Review: Vampire Hunter D

by Amy Harlib

vampiredThis review originally appeared on

Vampire Hunter D: Bloodlust (Urban Vision Entertainment 2000). Written and Directed by Yoshiaki Kawajiri. Based on a novel by Hideyuki Kikuchi (Asahi Sonorama). Music by Marco d’Ambrosio. Running time: 111 minutes. Rated R.

Inspired by the fluidity and the visual intricacy of the magisterial Hayao Miyazaki, , a Japanese anime feature (for adults as one might guess from the title) recently released in limited distribution in the USA and shown at the 2002 Big Apple Anime Festival, comes very close to the master in the high quality of its production values. Directed and written by Yoshiaki Kawajiri, based on the popular novel written by Hideyuki Kikuchi, the film depicts a far-future setting in which beleaguered humans live a ‘retro’ existence in scattered settlements (possibly located somewhere in Europe), with remnants of technology.

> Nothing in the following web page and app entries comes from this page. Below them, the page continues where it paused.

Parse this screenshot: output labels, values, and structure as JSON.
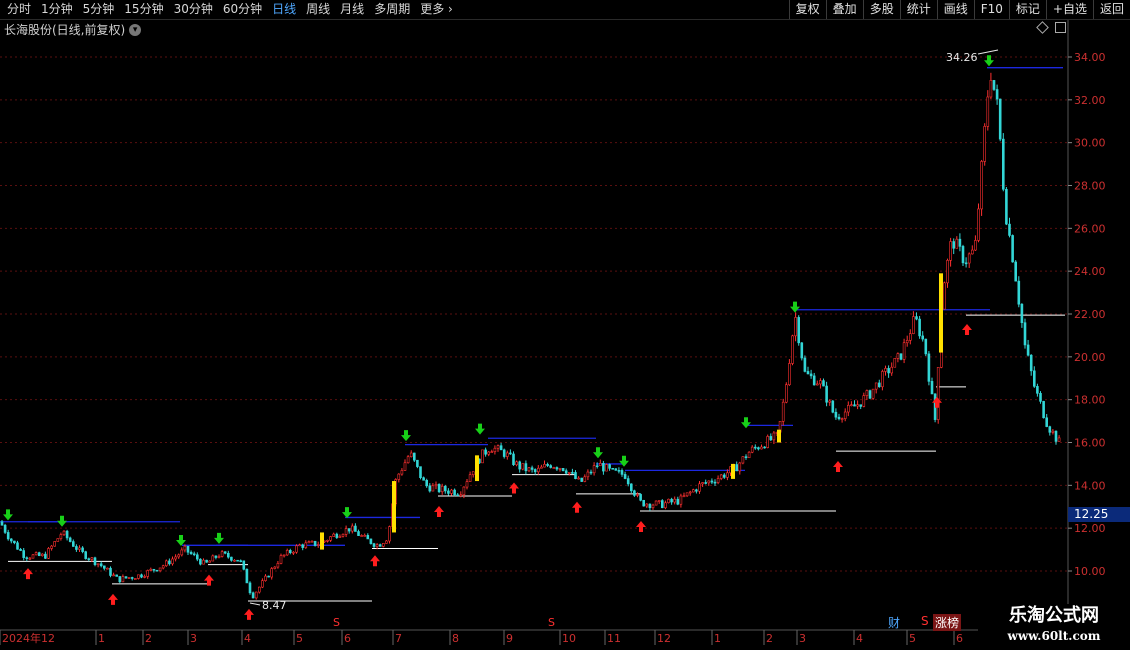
{
  "toolbar": {
    "periods": [
      "分时",
      "1分钟",
      "5分钟",
      "15分钟",
      "30分钟",
      "60分钟",
      "日线",
      "周线",
      "月线",
      "多周期",
      "更多"
    ],
    "active": "日线",
    "buttons": [
      "复权",
      "叠加",
      "多股",
      "统计",
      "画线",
      "F10",
      "标记",
      "+自选",
      "返回"
    ]
  },
  "stock": {
    "title": "长海股份(日线,前复权)"
  },
  "icons": [
    "dropdown-icon",
    "diamond-icon",
    "square-icon",
    "chevron-right-icon"
  ],
  "colors": {
    "up": "#ff3030",
    "down": "#33d6d6",
    "grid": "#5a0f0f",
    "blue_line": "#1c28e0",
    "white_line": "#ffffff",
    "buy": "#ff1e1e",
    "sell": "#18d018",
    "highlight": "#ffe000",
    "price_box": "#0b2a7a"
  },
  "chart_data": {
    "type": "candlestick",
    "y_ticks": [
      "10.00",
      "12.00",
      "14.00",
      "16.00",
      "18.00",
      "20.00",
      "22.00",
      "24.00",
      "26.00",
      "28.00",
      "30.00",
      "32.00",
      "34.00"
    ],
    "ylim": [
      9.5,
      34.7
    ],
    "x_labels": [
      "2024年12",
      "1",
      "2",
      "3",
      "4",
      "5",
      "6",
      "7",
      "8",
      "9",
      "10",
      "11",
      "12",
      "1",
      "2",
      "3",
      "4",
      "5",
      "6"
    ],
    "max_label": "34.26",
    "min_label": "8.47",
    "current_price": "12.25",
    "close_path": [
      [
        0,
        12.3
      ],
      [
        10,
        11.5
      ],
      [
        25,
        10.7
      ],
      [
        45,
        10.7
      ],
      [
        62,
        11.8
      ],
      [
        80,
        10.9
      ],
      [
        100,
        10.3
      ],
      [
        118,
        9.6
      ],
      [
        140,
        9.8
      ],
      [
        165,
        10.3
      ],
      [
        185,
        11.0
      ],
      [
        205,
        10.3
      ],
      [
        220,
        10.8
      ],
      [
        240,
        10.5
      ],
      [
        252,
        8.8
      ],
      [
        265,
        9.6
      ],
      [
        280,
        10.6
      ],
      [
        300,
        11.2
      ],
      [
        320,
        11.3
      ],
      [
        335,
        11.7
      ],
      [
        350,
        12.0
      ],
      [
        365,
        11.5
      ],
      [
        378,
        11.2
      ],
      [
        388,
        11.6
      ],
      [
        396,
        14.3
      ],
      [
        410,
        15.5
      ],
      [
        425,
        14.0
      ],
      [
        440,
        13.8
      ],
      [
        460,
        13.7
      ],
      [
        478,
        15.2
      ],
      [
        490,
        15.8
      ],
      [
        505,
        15.5
      ],
      [
        518,
        14.9
      ],
      [
        535,
        14.6
      ],
      [
        550,
        15.0
      ],
      [
        565,
        14.8
      ],
      [
        580,
        14.1
      ],
      [
        598,
        15.0
      ],
      [
        612,
        14.6
      ],
      [
        625,
        14.5
      ],
      [
        640,
        13.2
      ],
      [
        660,
        13.1
      ],
      [
        680,
        13.3
      ],
      [
        700,
        14.0
      ],
      [
        720,
        14.4
      ],
      [
        735,
        14.8
      ],
      [
        750,
        15.6
      ],
      [
        765,
        16.0
      ],
      [
        778,
        16.3
      ],
      [
        785,
        18.3
      ],
      [
        795,
        22.0
      ],
      [
        805,
        19.2
      ],
      [
        820,
        18.8
      ],
      [
        835,
        17.2
      ],
      [
        848,
        17.5
      ],
      [
        858,
        17.8
      ],
      [
        870,
        18.3
      ],
      [
        885,
        19.2
      ],
      [
        900,
        20.0
      ],
      [
        915,
        21.8
      ],
      [
        925,
        20.5
      ],
      [
        935,
        17.0
      ],
      [
        942,
        23.0
      ],
      [
        952,
        25.5
      ],
      [
        965,
        24.5
      ],
      [
        975,
        25.0
      ],
      [
        982,
        29.0
      ],
      [
        990,
        33.5
      ],
      [
        998,
        31.5
      ],
      [
        1005,
        27.0
      ],
      [
        1015,
        24.0
      ],
      [
        1025,
        20.5
      ],
      [
        1035,
        18.5
      ],
      [
        1048,
        16.8
      ],
      [
        1062,
        15.8
      ]
    ],
    "blue_levels": [
      [
        0,
        57,
        12.3
      ],
      [
        28,
        180,
        12.3
      ],
      [
        182,
        248,
        11.2
      ],
      [
        216,
        345,
        11.2
      ],
      [
        345,
        420,
        12.5
      ],
      [
        405,
        488,
        15.9
      ],
      [
        488,
        596,
        16.2
      ],
      [
        596,
        625,
        15.0
      ],
      [
        625,
        745,
        14.7
      ],
      [
        745,
        793,
        16.8
      ],
      [
        793,
        990,
        22.2
      ],
      [
        987,
        1063,
        33.5
      ]
    ],
    "white_levels": [
      [
        8,
        112,
        10.45
      ],
      [
        112,
        208,
        9.4
      ],
      [
        208,
        248,
        10.3
      ],
      [
        248,
        372,
        8.6
      ],
      [
        372,
        438,
        11.05
      ],
      [
        438,
        512,
        13.5
      ],
      [
        512,
        576,
        14.5
      ],
      [
        576,
        640,
        13.6
      ],
      [
        640,
        836,
        12.8
      ],
      [
        836,
        936,
        15.6
      ],
      [
        936,
        966,
        18.6
      ],
      [
        966,
        1065,
        21.95
      ]
    ],
    "buy_arrows": [
      [
        28,
        9.9
      ],
      [
        113,
        8.7
      ],
      [
        209,
        9.6
      ],
      [
        249,
        8.0
      ],
      [
        375,
        10.5
      ],
      [
        439,
        12.8
      ],
      [
        514,
        13.9
      ],
      [
        577,
        13.0
      ],
      [
        641,
        12.1
      ],
      [
        838,
        14.9
      ],
      [
        937,
        17.9
      ],
      [
        967,
        21.3
      ]
    ],
    "sell_arrows": [
      [
        8,
        12.6
      ],
      [
        62,
        12.3
      ],
      [
        181,
        11.4
      ],
      [
        219,
        11.5
      ],
      [
        347,
        12.7
      ],
      [
        406,
        16.3
      ],
      [
        480,
        16.6
      ],
      [
        598,
        15.5
      ],
      [
        624,
        15.1
      ],
      [
        746,
        16.9
      ],
      [
        795,
        22.3
      ],
      [
        989,
        33.8
      ]
    ],
    "yellow_bars": [
      [
        322,
        11.0,
        11.8
      ],
      [
        394,
        11.8,
        14.2
      ],
      [
        477,
        14.2,
        15.4
      ],
      [
        733,
        14.3,
        15.0
      ],
      [
        779,
        16.0,
        16.6
      ],
      [
        941,
        20.2,
        23.9
      ]
    ],
    "s_markers": [
      336,
      551
    ]
  },
  "status": {
    "cai": "财",
    "s": "S",
    "zhangbang": "涨榜"
  },
  "watermark": {
    "line1": "乐淘公式网",
    "line2": "www.60lt.com"
  }
}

Against a dwindling but still powerful race of vampires, mortals fight for survival with the help of a dubious champion, the protagonist, known simply as ‘D’. The son of a vampire father and a human mother – a combination called a dunpeal in the movie’s terminology – ‘D’, speaking in the rich, intentionally unemotional baritone voice of Andrew Philpot and dramatically-dressed in somber garb (a flowing black cape and broad-brimmed hat), rides a fierce-looking ebony stallion. An archetypal outcast, loner type (reminiscent of Clint Eastwood’s ‘Spaghetti Westerns’), ‘D’ struggles to balance his humanist attitudes with the bloodlust equally a part of his nature, this being embodied imaginatively (literally) in his left hand in the form of a garrulous, sentient demon face (Mike McShane), a creature that never lets our anti-hero forget his undead connections.

Elbourne, a wealthy rancher, hires the protagonist to rescue his only daughter Charlotte (Wendee Lee), a seemingly-innocent ingenue abducted by the vampire Meier Link (John Rafter Lee), who affects the hairstyle and clothing of an 18th-century French ancien regime aristocrat. Charlotte’s father, insuring against failure, also employs a rival team of mercenaries, the Markus brothers Borgoff (Matt McKenzie) and Nolt (John Dimaggio), who work with the athletic, tough gal Leila (Pamela Segall), who hunts vampires to avenge the murder of her parents. The Markus siblings’ crew also includes a powerful warrior of African origin and a mysterious, sickly youth who fights with his glowing astral body. Their colourful outfits resemble those of comic book superheroes.

The competing bounty hunters become the hunted in thrilling, supernaturally-tinged battles of tech vs. vampire magic and the undead’s scary, allied entities until only ‘D’ and Leila survive to form an interesting and empathetic relationship. Together, they face the inevitable showdown with Meier; Charlotte (who was a rather willing captive all along); and Carmila (Julie Fletcher), ruler of the vampires. The climax occurs within Carmila’s stronghold, the Castle of Chaythe, a vast, gothic, Ghormengast-like structure where fascinating revelations make the antagonists refreshingly-dimensional and believably-motivated, while the plot concludes with some interesting SFnal elements and twists.

Vampire Hunter D: Bloodlust, with intricately detailed settings rich in atmosphere, beautifully contrasts the brooding threats of night with the sunlit or rainy scenarios of day. This, plus sophisticated designs for intriguing characters, helps the movie manage to make its blend of gothic, Western and SF elements work effectively. Distinguished by a lovely, dramatic score perfectly complementing the gorgeous visuals that dazzle despite some graphic violence, this exciting, spine-tingling dark fantasy and SF anime feature must not be missed by mature fans of horror, animation, or anyone looking for guaranteed chills and thrills.